Children have an innate sense of the presence of God. The Godly Play approach helps them to explore their faith through story, to gain religious language, and to enhance their spiritual experience though wonder and play. Based on Montessori principles and developed using a spiral curriculum, the Godly Play method serves children through early, middle, and late childhood and beyond. Come join us!
This is an offering for Teens and Tweens. This group meets the 1st, 2nd, and 3rd Sunday every month (leaving the 4th for worship with family and church family) and is under the leadership of Crystal Columbo and Valerie Roseberry. The class is Lectionary Based and full of engaging discussion. We plan to offer regular meet ups outside of church in addition to meeting on Sundays! You can contact Crystal for more information: 360-675-4478, email: email@example.com

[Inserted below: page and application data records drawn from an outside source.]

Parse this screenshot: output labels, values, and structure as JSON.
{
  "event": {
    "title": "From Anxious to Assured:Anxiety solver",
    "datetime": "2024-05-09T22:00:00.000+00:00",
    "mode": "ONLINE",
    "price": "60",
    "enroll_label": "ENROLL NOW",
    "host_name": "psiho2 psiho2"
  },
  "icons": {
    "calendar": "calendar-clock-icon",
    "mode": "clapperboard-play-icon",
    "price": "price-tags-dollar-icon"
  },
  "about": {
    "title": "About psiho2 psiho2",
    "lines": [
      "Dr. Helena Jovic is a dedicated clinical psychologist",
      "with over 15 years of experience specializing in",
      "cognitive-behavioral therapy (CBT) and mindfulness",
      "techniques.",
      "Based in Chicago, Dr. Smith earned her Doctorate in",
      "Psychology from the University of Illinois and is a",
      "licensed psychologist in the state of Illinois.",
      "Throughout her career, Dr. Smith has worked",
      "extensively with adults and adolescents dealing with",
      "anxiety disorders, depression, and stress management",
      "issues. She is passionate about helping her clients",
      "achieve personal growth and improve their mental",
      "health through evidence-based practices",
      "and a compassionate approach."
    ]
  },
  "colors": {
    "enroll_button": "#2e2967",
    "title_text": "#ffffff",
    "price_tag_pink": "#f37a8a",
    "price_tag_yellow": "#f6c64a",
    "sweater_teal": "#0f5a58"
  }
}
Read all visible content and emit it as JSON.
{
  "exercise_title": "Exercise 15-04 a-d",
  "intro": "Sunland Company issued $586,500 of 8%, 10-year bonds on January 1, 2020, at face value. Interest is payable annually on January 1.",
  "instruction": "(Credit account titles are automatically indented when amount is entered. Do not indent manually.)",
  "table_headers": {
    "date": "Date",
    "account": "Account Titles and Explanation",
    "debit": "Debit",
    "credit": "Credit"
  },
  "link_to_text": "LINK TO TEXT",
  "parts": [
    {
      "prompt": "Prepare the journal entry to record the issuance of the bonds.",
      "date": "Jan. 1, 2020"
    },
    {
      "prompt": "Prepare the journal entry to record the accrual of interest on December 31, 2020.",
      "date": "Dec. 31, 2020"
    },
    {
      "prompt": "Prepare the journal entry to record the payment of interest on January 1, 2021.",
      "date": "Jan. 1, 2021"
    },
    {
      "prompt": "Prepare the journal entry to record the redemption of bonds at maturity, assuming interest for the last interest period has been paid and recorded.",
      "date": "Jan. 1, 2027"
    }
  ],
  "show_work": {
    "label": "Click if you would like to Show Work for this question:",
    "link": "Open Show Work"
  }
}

Adult Seminars are held before church at 9:30-10:15 a.m. These topics are individual instruction or a series, depending on the subject. These are announced in the bulletins, online, in the weekly email, and at coffee hour. To be sure you are included, please let someone know your email address so you can stay informed.
Adult Formation classes meet from September to May.
A new class of EfM is hoping to gather beginning in January.
If you are interested in EfM, please contact co-mentor Gaylene Reiten (firstname.lastname@example.org).
Every baptized person is called to ministry. The Education for Ministry (EfM) program provides people with the education to carry out that ministry. During the Service of Confirmation we ask God to "Renew in these your servants the covenant you made with them at Baptism. Send them forth in the power of the Spirit to perform the service you set before them." Developed at the School of Theology, Sewanee, The University of the South (Sewanee, TN), EfM offers an opportunity to discover how to respond to the call to Christian service.
The seminar group is the nucleus of the Education for Ministry program. A group consists of six to twelve participants and a trained mentor who meet weekly over the course of a nine-month academic year. These meetings are usually from two and a half to three hours in length.
Through study, prayer, and reflection, EfM groups move toward a new understanding of the fullness of God's kingdom. This process can be illustrated by a two-rail fence. One rail is the Christian tradition. The other is the collective experience of the group's members. The rails are linked by fence posts which represent the seminar sessions where life and study meet. The fence is grounded in the soil of regular worship which is vital to the life of the group.
Participants are given weekly assignments to study with the help of resource guides. Students are responsible for setting their own learning goals. They spend between two and four hours in study and preparation each week. In the seminars members have an opportunity to share their insights and discoveries as well as to discuss questions which the study materials raise for them.
Through discussion and guided reflection, the seminars furnish an opportunity to deepen understanding of the reading materials.
More important is the development of skills in theological reflection. The goal is to learn to think theologically. By examining their own beliefs and their relationship to our culture and the tradition of our Christian faith, participants can learn what it means to be effective ministers in the world. In coming to terms with the notion that everything we do has potential for manifesting the love of Christ, we discover that our ministry is at hand wherever we turn.
The seminar is supported by a life of prayer and regular worship. EfM groups are encouraged to develop a pattern of worship appropriate to their situations. Liturgical materials are furnished with the course materials.More information on this program is available from Sewanee University of the South.